Labour reacted by calling for a “full u-turn” over the tax credit changes.

‘Powerful message’

On a dramatic evening in the House of Lords, peers threw out a “fatal motion” tabled by the Lib Dems, which would have blocked the changes entirely.

If it had passed, the Lib Dem motion would have stopped the £4.4bn cuts to tax credits in their tracks and sent the proposals back to the drawing board.

Commons and Lords
Image captionOne Conservative MP said the Lords’ actions were a “constitutional outrage”

But peers backed calls, by 307 votes to 277, led by crossbench peer Baroness Meacher for the cuts to be put on hold pending an independent analysis.

They also supported a Labour plan to provide transitional financial support for at least three years for those likely to be affected.

Baroness Meacher told Sky News that the government was “pulling the rug” from under the feet of working people, saying the outcome sent a “powerful message” to MPs to think again.

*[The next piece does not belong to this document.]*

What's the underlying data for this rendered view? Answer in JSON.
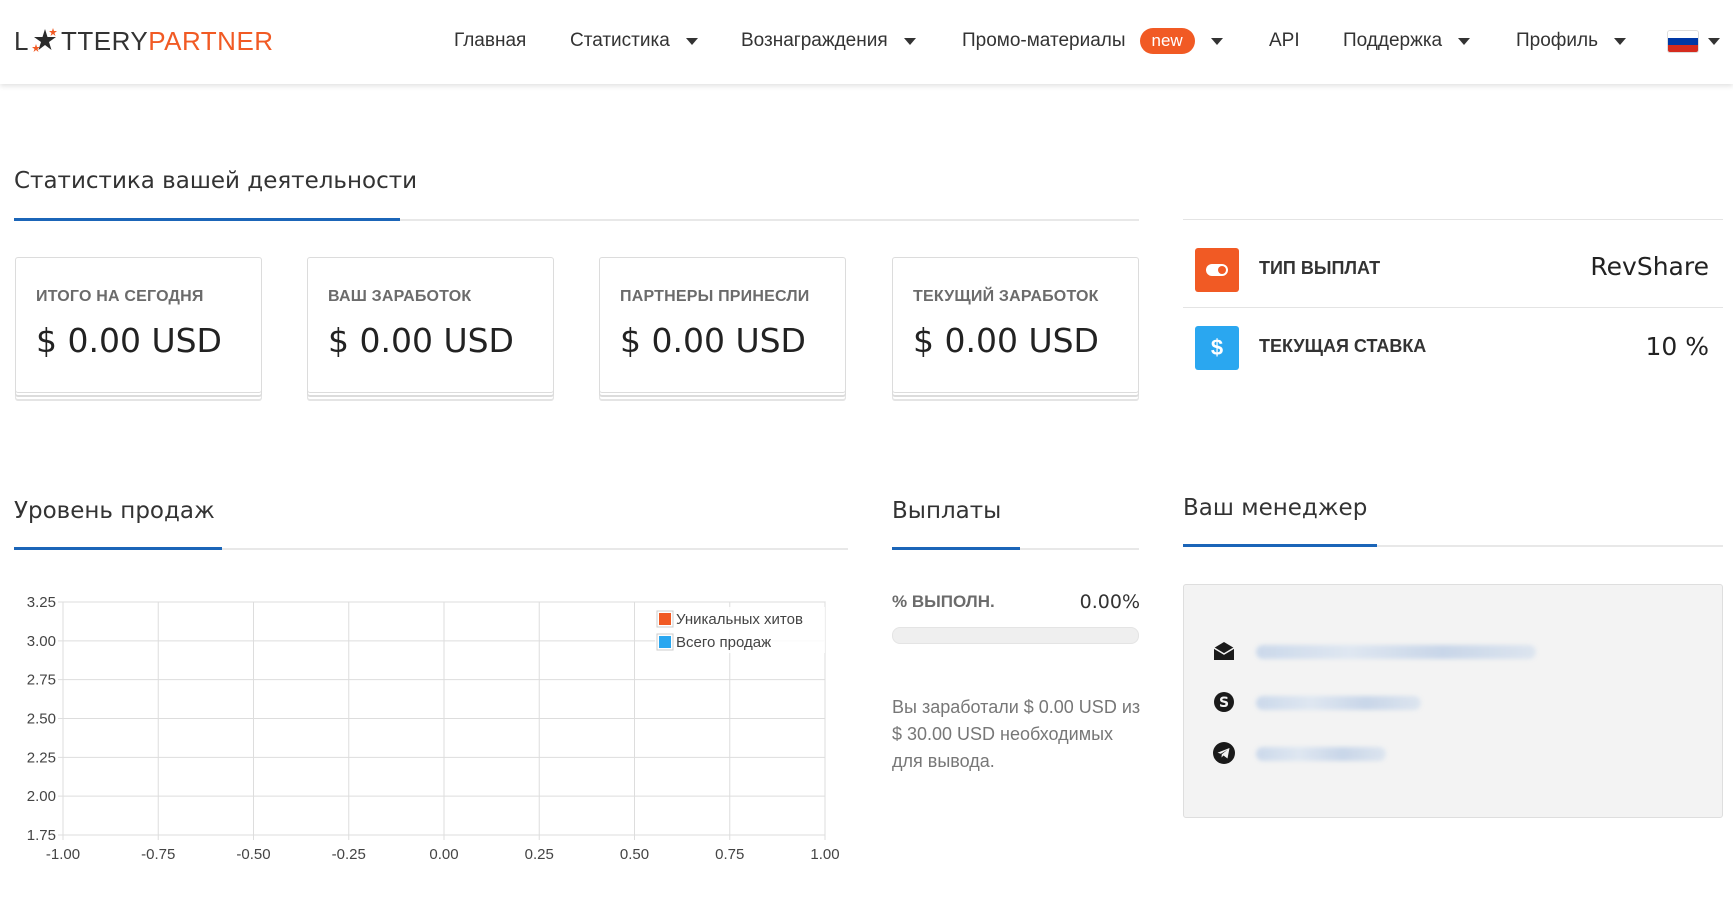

Ministers argued peers did not have the right to block financial measures approved by the House of Commons, with Lords leader Baroness Stowell telling them the “financial primacy” of the Commons had been in place for 300 years and to ignore this would be an “unprecedented” challenge.

Lord Lawson
Image captionThe ex-chancellor called for “aspects of this measure to be reconsidered and changed”

‘Economic vision’

Urging peers to reject the critical motions, she said the squeeze on tax credits should not be treated “in isolation” but was part of the government’s “economic strategy and vision for the country”.

But speaking during a three-hour debate, former Conservative Chancellor Lord Lawson urged “tweaks” to the policy to reduce the “financial harm” to those on the lowest incomes, saying “it is not just listening which is required, but change”.

From BBC News

GingerBloke says:

Of course, when the left was calling for House of Lords reforms at the turn of the century, as launched under New Labour plans, the Tories staunchly defended the Lords, where most of them planned on ending up when the public could no longer stomach them in the Commons, by claiming that the Upper House “defended British Democracy” and that it was a very important part of our constitution.

Now that the vile planned Tax Credit reforms have been delayed by the Lords due to the wide belief in the house that reforms were largely harmful and unfair to a majority of those that would be affected, the Lords has potentially caused a “Constitutional Crisis” and has been branded undemocratic by Tory Media Attack Dog, the Daily Mail.